## [Task details]
Select all lines holding the word "strony" from the entries that follow.

--- Supplied information ---

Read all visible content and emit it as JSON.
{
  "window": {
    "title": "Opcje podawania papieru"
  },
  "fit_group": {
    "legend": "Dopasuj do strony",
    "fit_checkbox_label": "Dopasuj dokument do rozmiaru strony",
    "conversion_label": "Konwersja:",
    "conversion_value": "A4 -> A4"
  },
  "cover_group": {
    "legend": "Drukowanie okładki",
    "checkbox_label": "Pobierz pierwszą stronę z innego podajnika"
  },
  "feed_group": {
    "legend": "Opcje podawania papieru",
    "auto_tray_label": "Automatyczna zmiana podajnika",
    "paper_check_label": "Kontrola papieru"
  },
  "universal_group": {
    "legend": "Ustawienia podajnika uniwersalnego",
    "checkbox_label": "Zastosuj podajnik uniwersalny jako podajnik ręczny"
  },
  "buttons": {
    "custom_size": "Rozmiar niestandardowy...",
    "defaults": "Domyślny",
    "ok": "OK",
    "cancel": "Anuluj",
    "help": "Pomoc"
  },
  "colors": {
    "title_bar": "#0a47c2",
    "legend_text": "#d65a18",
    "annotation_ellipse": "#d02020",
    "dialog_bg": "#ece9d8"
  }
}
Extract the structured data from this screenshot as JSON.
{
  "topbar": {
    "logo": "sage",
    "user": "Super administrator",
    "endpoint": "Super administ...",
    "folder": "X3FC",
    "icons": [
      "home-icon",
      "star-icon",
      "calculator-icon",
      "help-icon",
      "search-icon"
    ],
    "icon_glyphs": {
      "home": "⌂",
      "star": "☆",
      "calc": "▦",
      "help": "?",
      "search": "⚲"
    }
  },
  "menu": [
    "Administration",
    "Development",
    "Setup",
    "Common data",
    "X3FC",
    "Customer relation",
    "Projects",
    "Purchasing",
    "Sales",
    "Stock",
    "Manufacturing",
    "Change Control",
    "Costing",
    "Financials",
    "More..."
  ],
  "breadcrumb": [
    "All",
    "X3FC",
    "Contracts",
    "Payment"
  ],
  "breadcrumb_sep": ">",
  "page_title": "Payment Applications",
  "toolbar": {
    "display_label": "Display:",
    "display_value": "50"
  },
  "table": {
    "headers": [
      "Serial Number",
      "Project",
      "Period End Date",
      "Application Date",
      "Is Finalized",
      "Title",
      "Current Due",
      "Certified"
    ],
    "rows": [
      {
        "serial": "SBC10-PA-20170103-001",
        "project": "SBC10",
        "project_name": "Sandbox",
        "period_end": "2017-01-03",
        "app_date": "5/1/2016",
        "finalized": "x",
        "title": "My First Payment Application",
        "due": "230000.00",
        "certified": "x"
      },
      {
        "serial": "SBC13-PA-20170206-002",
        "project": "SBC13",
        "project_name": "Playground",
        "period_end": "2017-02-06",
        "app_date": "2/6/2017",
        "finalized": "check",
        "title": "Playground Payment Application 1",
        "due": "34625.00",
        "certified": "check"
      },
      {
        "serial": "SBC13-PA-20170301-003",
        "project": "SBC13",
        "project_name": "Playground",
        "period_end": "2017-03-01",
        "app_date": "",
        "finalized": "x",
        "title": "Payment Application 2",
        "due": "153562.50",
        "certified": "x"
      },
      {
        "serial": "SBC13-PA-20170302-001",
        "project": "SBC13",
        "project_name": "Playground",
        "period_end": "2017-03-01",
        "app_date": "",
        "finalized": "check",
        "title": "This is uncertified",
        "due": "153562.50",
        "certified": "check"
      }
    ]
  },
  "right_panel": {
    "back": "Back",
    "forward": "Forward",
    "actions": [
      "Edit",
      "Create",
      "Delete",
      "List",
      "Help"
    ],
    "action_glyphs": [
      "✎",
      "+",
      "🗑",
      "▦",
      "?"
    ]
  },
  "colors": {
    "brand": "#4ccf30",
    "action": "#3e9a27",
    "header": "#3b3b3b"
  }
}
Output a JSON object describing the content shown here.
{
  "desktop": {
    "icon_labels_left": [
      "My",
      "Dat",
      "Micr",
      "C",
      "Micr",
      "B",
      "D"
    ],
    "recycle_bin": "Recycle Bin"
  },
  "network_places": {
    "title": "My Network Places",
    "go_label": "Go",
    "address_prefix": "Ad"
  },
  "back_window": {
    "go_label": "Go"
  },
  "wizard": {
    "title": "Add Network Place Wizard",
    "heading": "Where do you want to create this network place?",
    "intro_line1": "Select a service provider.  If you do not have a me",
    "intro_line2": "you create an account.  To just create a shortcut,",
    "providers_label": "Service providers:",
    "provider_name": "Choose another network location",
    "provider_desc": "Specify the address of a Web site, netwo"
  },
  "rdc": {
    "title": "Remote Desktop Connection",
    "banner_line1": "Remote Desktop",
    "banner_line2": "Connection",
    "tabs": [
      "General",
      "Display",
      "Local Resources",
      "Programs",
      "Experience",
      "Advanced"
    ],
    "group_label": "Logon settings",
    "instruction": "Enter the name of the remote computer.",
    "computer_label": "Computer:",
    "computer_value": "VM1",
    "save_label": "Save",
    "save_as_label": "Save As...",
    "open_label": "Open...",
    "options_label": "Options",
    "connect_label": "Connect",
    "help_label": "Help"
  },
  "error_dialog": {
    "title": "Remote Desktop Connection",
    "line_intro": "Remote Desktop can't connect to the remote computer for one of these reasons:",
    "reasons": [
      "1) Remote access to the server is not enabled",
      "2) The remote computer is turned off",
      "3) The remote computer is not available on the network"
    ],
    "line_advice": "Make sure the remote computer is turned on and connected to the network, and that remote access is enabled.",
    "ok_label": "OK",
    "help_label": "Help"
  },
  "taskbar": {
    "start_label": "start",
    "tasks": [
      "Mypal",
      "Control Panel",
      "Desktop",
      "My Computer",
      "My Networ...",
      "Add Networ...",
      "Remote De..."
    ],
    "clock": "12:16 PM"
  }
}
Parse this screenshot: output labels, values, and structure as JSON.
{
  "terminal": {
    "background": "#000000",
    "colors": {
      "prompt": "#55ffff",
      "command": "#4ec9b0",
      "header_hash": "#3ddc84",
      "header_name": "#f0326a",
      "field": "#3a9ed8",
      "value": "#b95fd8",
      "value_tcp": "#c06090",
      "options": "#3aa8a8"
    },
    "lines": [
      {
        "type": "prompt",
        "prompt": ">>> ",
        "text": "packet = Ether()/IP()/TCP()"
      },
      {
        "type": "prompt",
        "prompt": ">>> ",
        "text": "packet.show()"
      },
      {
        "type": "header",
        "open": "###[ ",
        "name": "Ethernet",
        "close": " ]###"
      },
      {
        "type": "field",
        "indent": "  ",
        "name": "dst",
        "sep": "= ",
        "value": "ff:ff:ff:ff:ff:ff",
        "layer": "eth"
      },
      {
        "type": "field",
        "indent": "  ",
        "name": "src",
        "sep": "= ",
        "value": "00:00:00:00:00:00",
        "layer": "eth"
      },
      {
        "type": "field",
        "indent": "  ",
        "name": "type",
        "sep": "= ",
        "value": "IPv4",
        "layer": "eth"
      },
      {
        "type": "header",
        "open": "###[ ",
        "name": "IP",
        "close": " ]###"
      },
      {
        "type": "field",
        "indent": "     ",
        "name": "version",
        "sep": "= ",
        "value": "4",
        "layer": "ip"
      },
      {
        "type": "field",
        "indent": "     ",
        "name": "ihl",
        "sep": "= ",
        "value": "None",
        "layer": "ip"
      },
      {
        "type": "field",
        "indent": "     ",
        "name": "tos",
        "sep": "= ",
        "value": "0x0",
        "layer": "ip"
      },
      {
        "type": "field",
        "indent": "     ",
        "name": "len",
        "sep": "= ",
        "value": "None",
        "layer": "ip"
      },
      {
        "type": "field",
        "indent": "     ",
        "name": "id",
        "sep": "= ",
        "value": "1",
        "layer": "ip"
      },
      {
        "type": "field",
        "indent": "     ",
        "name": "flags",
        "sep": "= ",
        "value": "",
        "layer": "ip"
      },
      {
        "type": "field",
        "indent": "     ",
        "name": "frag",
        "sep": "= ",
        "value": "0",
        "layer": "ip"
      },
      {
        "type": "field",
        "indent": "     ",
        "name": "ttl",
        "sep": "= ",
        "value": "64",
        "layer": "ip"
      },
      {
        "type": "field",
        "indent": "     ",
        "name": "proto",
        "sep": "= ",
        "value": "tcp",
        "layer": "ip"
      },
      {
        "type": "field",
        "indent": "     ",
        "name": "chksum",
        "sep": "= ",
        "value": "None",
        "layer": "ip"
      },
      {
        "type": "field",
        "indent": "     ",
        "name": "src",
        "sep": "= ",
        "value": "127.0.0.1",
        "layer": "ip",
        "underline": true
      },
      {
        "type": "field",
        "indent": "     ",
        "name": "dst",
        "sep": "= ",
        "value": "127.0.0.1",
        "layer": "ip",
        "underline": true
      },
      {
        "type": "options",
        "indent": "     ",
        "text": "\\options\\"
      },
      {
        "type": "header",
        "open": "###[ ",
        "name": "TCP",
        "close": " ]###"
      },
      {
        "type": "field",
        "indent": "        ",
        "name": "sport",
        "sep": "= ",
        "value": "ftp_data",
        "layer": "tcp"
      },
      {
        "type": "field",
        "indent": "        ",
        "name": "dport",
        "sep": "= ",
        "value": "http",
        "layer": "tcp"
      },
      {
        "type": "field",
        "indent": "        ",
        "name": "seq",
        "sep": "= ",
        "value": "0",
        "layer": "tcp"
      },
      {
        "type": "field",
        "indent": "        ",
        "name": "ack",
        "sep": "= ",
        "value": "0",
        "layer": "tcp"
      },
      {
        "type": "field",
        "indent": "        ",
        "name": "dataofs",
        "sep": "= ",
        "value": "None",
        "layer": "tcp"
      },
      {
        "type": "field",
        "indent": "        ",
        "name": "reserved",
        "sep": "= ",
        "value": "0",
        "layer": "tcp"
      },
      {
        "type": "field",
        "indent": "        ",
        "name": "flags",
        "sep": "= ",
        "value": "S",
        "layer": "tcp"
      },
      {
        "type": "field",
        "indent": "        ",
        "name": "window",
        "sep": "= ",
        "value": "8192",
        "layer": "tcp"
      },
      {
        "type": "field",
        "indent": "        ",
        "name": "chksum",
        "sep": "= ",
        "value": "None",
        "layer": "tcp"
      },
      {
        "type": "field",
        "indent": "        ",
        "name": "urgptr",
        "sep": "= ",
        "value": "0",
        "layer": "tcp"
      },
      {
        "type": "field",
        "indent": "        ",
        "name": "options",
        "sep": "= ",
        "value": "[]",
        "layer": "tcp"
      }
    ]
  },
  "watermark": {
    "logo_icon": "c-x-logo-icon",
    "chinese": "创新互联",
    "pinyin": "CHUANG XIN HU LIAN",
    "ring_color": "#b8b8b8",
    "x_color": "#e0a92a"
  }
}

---

## [Response area]
    "legend": "Dopasuj do strony",
    "fit_checkbox_label": "Dopasuj dokument do rozmiaru strony",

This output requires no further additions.